When archaeologists began excavating the Acropolis in the 1880s, they were surprised to uncover large deposits of well-preserved statues from the pre-Classical period. Once unearthed, the sculptures showed signs of having been burnt prior to their collective mass burial. A connection was made to events recorded by ancient historians: After the Persians sacked Athens in 480 BC, the Athenians returned home and, in a sacred gesture to their gods, piled dirt over the charred remains of the temple and religious icons that had adorned the highest reaches of their city.
Ironically, the systematic burial of those statues – most of them of nude young men, koroi, or robed young women, korai – guaranteed their very survival, for it ensured that they would escape centuries of exposure to the elements and looting by invading barbarians and imperialists. Their discovery also provided more than just an intriguing corroboration of the historical narrative. It shed light on an essential but poorly understood feature of ancient Greek sculpture: the paint that covered it. The natural pigments used to decorate ancient statuary are particularly susceptible to the corrosive effects of light. Only a small amount of excavated material still preserves traces of these pigments. Most statues probably began to shed their paint during antiquity, with successive centuries eliminating all but the faintest hints of color.
This is precisely where the Archaic finds from the Acropolis differed: They were buried so shortly after commission and remained tucked under ground for so long that the ancient paint never fully disintegrated. The torching of Athens had another unintended but fortuitous effect: the Persians’ fire actually seared onto the marble statues the outlines of the robes that had been draped over them the day Athens was sacked.

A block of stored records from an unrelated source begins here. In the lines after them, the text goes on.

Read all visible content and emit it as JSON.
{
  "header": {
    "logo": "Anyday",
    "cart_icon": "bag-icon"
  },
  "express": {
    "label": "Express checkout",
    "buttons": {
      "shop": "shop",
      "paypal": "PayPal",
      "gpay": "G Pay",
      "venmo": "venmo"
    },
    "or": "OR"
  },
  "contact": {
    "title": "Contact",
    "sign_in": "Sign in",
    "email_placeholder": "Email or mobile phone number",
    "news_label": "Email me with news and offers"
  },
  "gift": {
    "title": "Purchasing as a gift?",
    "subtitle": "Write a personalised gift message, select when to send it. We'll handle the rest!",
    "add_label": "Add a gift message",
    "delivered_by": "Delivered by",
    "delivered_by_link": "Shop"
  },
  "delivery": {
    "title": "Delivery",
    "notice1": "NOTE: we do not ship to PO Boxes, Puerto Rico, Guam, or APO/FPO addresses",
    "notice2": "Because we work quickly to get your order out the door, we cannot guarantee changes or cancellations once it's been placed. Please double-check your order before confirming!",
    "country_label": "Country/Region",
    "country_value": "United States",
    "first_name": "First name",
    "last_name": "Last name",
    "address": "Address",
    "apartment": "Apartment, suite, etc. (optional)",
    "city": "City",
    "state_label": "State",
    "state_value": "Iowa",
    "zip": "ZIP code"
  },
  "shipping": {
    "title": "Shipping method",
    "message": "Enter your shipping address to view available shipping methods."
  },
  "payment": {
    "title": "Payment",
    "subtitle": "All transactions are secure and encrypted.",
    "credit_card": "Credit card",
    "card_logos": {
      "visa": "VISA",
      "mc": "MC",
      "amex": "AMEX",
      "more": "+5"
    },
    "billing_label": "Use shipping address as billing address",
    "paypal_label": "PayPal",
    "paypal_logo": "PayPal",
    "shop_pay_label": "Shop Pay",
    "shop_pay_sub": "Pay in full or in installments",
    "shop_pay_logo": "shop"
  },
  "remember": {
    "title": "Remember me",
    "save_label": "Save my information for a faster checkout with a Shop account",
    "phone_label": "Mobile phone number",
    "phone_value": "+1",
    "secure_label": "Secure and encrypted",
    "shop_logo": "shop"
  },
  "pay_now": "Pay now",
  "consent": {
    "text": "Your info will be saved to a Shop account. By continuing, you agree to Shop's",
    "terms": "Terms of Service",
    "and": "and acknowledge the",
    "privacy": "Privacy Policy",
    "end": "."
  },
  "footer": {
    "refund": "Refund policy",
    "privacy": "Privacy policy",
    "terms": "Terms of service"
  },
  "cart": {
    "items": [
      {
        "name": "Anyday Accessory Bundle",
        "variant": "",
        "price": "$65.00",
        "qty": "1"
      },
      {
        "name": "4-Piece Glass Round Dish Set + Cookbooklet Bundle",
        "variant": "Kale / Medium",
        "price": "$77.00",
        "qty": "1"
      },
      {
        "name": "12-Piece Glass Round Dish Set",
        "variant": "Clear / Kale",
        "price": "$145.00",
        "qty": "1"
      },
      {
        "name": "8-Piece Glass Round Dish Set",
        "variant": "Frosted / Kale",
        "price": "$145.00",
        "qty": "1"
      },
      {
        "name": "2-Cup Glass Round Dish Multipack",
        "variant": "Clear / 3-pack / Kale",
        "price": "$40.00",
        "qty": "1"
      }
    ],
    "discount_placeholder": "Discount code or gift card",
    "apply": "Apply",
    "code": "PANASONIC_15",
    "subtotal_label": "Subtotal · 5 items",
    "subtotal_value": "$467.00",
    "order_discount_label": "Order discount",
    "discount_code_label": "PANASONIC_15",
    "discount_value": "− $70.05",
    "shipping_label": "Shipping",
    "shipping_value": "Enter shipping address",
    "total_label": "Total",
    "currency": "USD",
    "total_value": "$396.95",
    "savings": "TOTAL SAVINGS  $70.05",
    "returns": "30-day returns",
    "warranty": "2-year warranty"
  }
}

The “Archaic Colors” exhibition at the Acropolis Museum, which runs to December 31, aims to recreate the visual experience of seeing these ancient Acropolis statues exactly as they appeared in antiquity – fully colored, bedecked with jewelry and inlaid with eyes of precious stone. The display integrates computer simulations and a few attempts at experimental archaeology. Large TV screens filter through proposed reconstructions of Archaic art, while small squares of painted Parian marble scattered throughout the exhibit give an idea of what fresh paint would have looked like on recently quarried marble. “Archaic Colors” displays 24 different pieces of statuary, but three works are particularly notable: the Peplos Kore, the Persian Rider and the Chios Kore.
The exhibit presents a helpful corrective to the lay impression of ancient Greek sculpture: that it was ghostly white and minimalist in decoration. This was far from the case, and it is generally believed that most ancient Greek statues, inscriptions, stelai and temple decorations were covered in bright, polychromatic hues.
The prospect opens up exciting new avenues for research. As the exhibit information boards explain, color held a vital place in the ancient Greek mind: Pythagoras and his followers believed that each of the four primary elements had their own complementary color, while ancient doctors assigned various shades to particular diseases and ailments. Different hair and skin colors were even thought to betray certain attributes in a human or a god. In Homer’s epics, Menelaus is “tawny-haired,” which likely suggests martial prowess; goddesses tend to be “white-armed,” an allusion to radiance and youth.
While art historians have meticulously traced the progression of ancient Greek chisel and sculpting techniques, little work has been done with color. With improvements in spectroscopic analysis and high-resolution photography, it will soon become possible to reconstruct the coloring of Greek marbles from the later Classical and Hellenistic periods. It would be intriguing to examine how (or if) the art of marble painting parallels the rise in artists’ technical skill and the surge in naturalism associated with those periods.
“Archaic Colors” takes an important step in providing the viewer with a more accurate depiction of the sculptures that would have confronted the Greek temple-goer. But it is just one step, and many more would be required to truly begin to approximate the experience of the ancient pilgrim. Ancient Greek statues would not only have been painted; they would have been sticky with honey and ox blood, caked with ash and incense, and bristling with bronze eyelashes, gold ornaments and even small umbrellas to ward off birds. Greek temples themselves would have fumed with the smoke of burning meat and reeked with the stench of carrion and cattle feces. On the whole, Greek ritual was not just polychromatic – it was also highly sensory and civic in nature, something not unlike a city-wide barbecue. These too are important details, for they signify just how momentous a shift Christianity would eventually pose – a religion that was bookish and introspective by comparison.
Acropolis Museum, 15 Dionysiou Areopagitou, Acropolis, tel 210.900.0900.
For details on the museum and the show, www.theacropolismuseum.gr